The only trouble is - this wall isn't in an art gallery. Most regrettably, it's in our basement. And it's leaking wet New Jersey rain, once again. Yes, the contractors have Plans to Do Things outside to stop the leaks. That being said, they won't be the first, or even the second, contractors with ambitions in that direction, though their ambitions are, shall we say, way more ambitious, and involve removing concrete, a lot of ground, and a large tree. But - illuminated by, yes! - flash, this wall doesn't look at all promising.
Monday, April 26, 2010

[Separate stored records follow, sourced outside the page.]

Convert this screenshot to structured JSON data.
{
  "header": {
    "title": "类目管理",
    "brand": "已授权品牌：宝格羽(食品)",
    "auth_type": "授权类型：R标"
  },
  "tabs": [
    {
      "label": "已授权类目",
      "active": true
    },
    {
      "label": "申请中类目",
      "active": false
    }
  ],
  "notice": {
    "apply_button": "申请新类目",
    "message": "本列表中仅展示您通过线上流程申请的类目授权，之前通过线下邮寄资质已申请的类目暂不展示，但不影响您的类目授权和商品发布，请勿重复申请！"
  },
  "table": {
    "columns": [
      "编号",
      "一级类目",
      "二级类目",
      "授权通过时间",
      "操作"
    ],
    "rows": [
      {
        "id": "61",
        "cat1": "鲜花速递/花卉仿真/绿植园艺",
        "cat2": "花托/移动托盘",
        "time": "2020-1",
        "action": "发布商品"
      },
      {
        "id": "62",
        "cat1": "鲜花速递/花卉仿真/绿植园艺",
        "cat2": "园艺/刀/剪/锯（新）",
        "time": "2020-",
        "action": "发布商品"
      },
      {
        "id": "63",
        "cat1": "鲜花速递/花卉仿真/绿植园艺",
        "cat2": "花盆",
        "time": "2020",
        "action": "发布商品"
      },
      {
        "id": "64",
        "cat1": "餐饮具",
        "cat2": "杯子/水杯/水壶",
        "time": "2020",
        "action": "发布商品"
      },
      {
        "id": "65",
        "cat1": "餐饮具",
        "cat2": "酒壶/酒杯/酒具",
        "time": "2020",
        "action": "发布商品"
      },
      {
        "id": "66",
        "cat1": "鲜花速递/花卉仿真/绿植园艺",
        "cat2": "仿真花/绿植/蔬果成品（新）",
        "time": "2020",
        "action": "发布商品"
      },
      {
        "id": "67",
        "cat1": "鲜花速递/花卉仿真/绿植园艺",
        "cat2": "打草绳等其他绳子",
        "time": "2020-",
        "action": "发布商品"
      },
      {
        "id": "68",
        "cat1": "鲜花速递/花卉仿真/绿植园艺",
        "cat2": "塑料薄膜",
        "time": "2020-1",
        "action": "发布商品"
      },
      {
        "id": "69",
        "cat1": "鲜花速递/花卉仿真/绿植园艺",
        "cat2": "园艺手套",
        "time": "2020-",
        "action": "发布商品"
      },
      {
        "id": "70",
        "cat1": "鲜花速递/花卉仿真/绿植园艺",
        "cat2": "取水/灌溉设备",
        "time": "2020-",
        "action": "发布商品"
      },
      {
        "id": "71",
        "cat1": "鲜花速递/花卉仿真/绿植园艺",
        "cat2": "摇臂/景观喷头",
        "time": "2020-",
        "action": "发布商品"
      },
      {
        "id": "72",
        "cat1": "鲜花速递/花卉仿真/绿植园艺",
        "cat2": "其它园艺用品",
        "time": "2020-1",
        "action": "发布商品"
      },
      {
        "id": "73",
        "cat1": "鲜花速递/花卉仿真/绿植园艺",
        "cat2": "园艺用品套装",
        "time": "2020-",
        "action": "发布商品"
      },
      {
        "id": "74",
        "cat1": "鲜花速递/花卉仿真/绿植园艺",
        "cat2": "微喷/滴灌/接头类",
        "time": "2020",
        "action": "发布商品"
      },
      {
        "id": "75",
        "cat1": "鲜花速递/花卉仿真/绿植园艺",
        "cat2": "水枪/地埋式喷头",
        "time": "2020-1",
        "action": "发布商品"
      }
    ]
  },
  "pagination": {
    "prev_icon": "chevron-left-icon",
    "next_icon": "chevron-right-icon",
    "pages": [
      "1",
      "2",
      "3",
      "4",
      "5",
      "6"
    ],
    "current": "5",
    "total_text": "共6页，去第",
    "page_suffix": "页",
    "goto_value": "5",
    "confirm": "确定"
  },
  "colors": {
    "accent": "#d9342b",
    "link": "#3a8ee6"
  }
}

One of the things that I loved about the Wangechi Mutu exhibition in Toronto was the Wounded Wall - one long wall of the exhibition where the surface had been damaged - attacked with a hammer, and holes made in it that she's then painted red, as though the wall itself was bleeding. In the video describing her working methods that accompanied the exhibition, she explained how this attack on a wall was a way of shaking up the customary reverence and respect associated with a gallery. As she says, people who are used to art on display know how to "behave" in a gallery - shades of C19th anxieties about letting in the unwashed hordes. But rather than sharing in that C19th debate - either of dread that dirt and grubby breath will somehow pollute the pictures, or that, on the other hand, the working-class public should have the chance of seeing important art - Mutu actually reflects on what it's like to attend an exhibition if this is unfamiliar cultural territory. It's weird, she points out, to walk into a white cube, with lots of space, and other people present - and no one talking to you. And as she says, all these dead things staring back is a scary experience. So - attack a wall: demolish its pristine superiority.